"It is a crisis of confidence. It is a crisis that strikes at the very heart and soul and spirit of our national will. We can see this crisis in the growing doubt about the meaning of our own lives and in the loss of a unity of purpose for our nation."
Thirty eight years earlier, President Franklin D. Roosevelt asked a joint session of Congress for a Declaration of War in his "A Date That Will Live in Infamy," speech. Less known than that opening phrase, but more important was this:
No matter how long it may take us to overcome this premeditated invasion, the American people in their righteous might will win through to absolute victory. I believe that I interpret the will of the Congress and of the people when I assert that we will not only defend ourselves to the uttermost but will make it very certain that this form of treachery shall never again endanger us.One more.

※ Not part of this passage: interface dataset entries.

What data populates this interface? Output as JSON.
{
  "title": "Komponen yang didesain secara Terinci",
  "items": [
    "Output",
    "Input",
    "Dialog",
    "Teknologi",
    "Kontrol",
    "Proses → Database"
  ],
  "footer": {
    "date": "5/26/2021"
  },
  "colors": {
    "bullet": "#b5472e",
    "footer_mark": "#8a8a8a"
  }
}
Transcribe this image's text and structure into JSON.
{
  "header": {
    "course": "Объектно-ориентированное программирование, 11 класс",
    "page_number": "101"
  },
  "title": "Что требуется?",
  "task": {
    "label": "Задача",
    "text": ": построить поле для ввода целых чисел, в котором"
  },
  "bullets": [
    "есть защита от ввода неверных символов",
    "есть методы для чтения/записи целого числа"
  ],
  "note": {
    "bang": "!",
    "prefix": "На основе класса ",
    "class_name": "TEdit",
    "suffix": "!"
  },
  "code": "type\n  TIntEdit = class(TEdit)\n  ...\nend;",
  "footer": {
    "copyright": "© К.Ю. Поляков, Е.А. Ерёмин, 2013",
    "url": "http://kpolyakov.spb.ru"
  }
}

On the night of September 11, 2001, President George W. Bush also spoke from the Oval Office saying, in part, this: A great people has been moved to defend a great nation. Terrorist attacks can shake the foundations of our biggest buildings, but they cannot touch the foundation of America. These acts shatter steel, but they cannot dent the steel of American resolve. America was targeted for attack because we're the brightest beacon for freedom and opportunity in the world. And no one will keep that light from shining.
See any difference in tone between Carter's approach and that of Roosevelt and Bush?

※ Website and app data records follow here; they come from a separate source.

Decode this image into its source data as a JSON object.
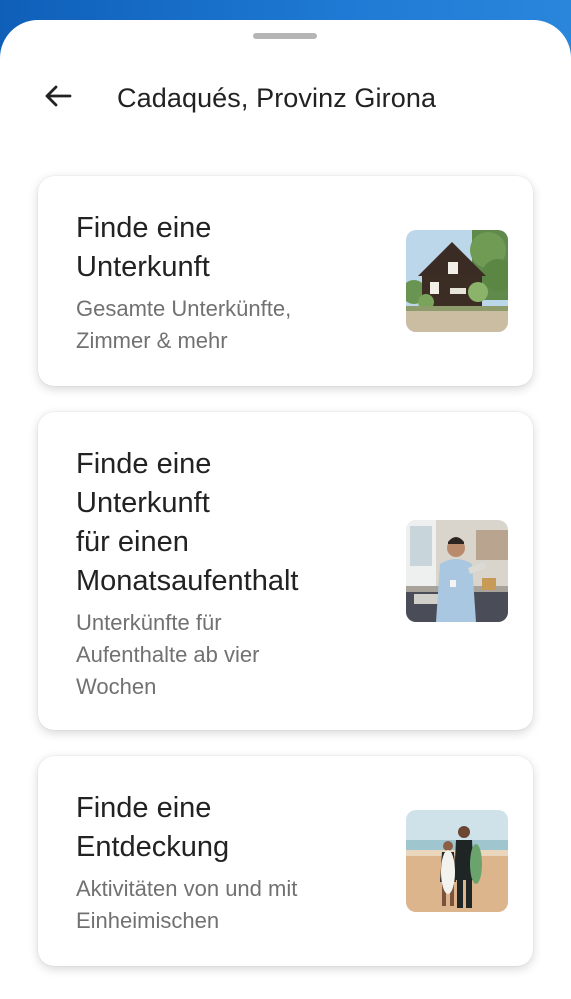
{
  "header": {
    "title": "Cadaqués, Provinz Girona",
    "back_icon": "arrow-left-icon"
  },
  "cards": [
    {
      "title_lines": [
        "Finde eine",
        "Unterkunft"
      ],
      "subtitle_lines": [
        "Gesamte Unterkünfte,",
        "Zimmer & mehr"
      ],
      "image": "house-photo"
    },
    {
      "title_lines": [
        "Finde eine",
        "Unterkunft",
        "für einen",
        "Monatsaufenthalt"
      ],
      "subtitle_lines": [
        "Unterkünfte für",
        "Aufenthalte ab vier",
        "Wochen"
      ],
      "image": "kitchen-man-photo"
    },
    {
      "title_lines": [
        "Finde eine",
        "Entdeckung"
      ],
      "subtitle_lines": [
        "Aktivitäten von und mit",
        "Einheimischen"
      ],
      "image": "surfers-beach-photo"
    }
  ],
  "colors": {
    "backdrop": "#1a73c8",
    "title_text": "#222222",
    "subtitle_text": "#717171",
    "handle": "#b5b5b5"
  }
}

Now we come to President Obama's attempt to change the course of history - or at least change the course of the national disappointment that is his tenure.
He didn't do it.
The speech was as uplifting as moving van.
It was a speech in which the President attempted to make the case that the Administration and our allies are doing everything we can to shift from defending against al Qaeda-like mega attacks, to defending against lone wolf attacks such as the Fort Hunt, Chattanooga, and San Bernardino events.
The Obama Administration has previously tight-rope-walked-on-barbed-wire to avoid the use of the word "terror" or "terrorism."
According to the New York Times, when Maj. Nidal Malik Hasan shot dozens of soldiers at Fort Hood in 2009 he was tried on murder charges, not on charges related to terrorism.
According to the Times
"The Army's lead prosecutor called it 'the t-word.' Throughout Major Hasan's trial, terrorism was never uttered in the presence of the military jury, neither by prosecutors nor by the more than 100 witnesses they called."
Speaking of trials, this speech sounded more like the closing argument to a jury in a civil case. This is what we faced. This is what we have done. And, for the most part we're going to be doing more of it.
Thank you, and good night.
I know that there is some ground between making it illegal to own an assault-type weapon on the one hand and handing them out at the grocery store on Saturday afternoons on the other. I'm not smart enough or creative enough to figure that out, but there have to be some people in the U.S. who are.
On the matter of banning people who are on the No-Fly list from owning weapons? According to Fox News, there were "47,000 people on America's no-fly list as of August 2013 including 800 Americans."
It doesn't matter whether that number is correct or not, but I know this: If gun ownership is dependent upon appearing on some list that is created, not by a judicial proceeding, but by bureaucratic fiat, it will not take long for that list to grow from 800 Americans to 8 million Americans as a gun control measure - not a airline safety measure.
President Barack Obama got elected in large part on his ability to move people through the spoken word.
It seemed to me that he was forced into giving that speech because the polling, not our national posture, demanded it.
It was a speech that recounted his tactics in the war on terror, not any new strategy and he certainly didn't share a vision for making America and Americans safe.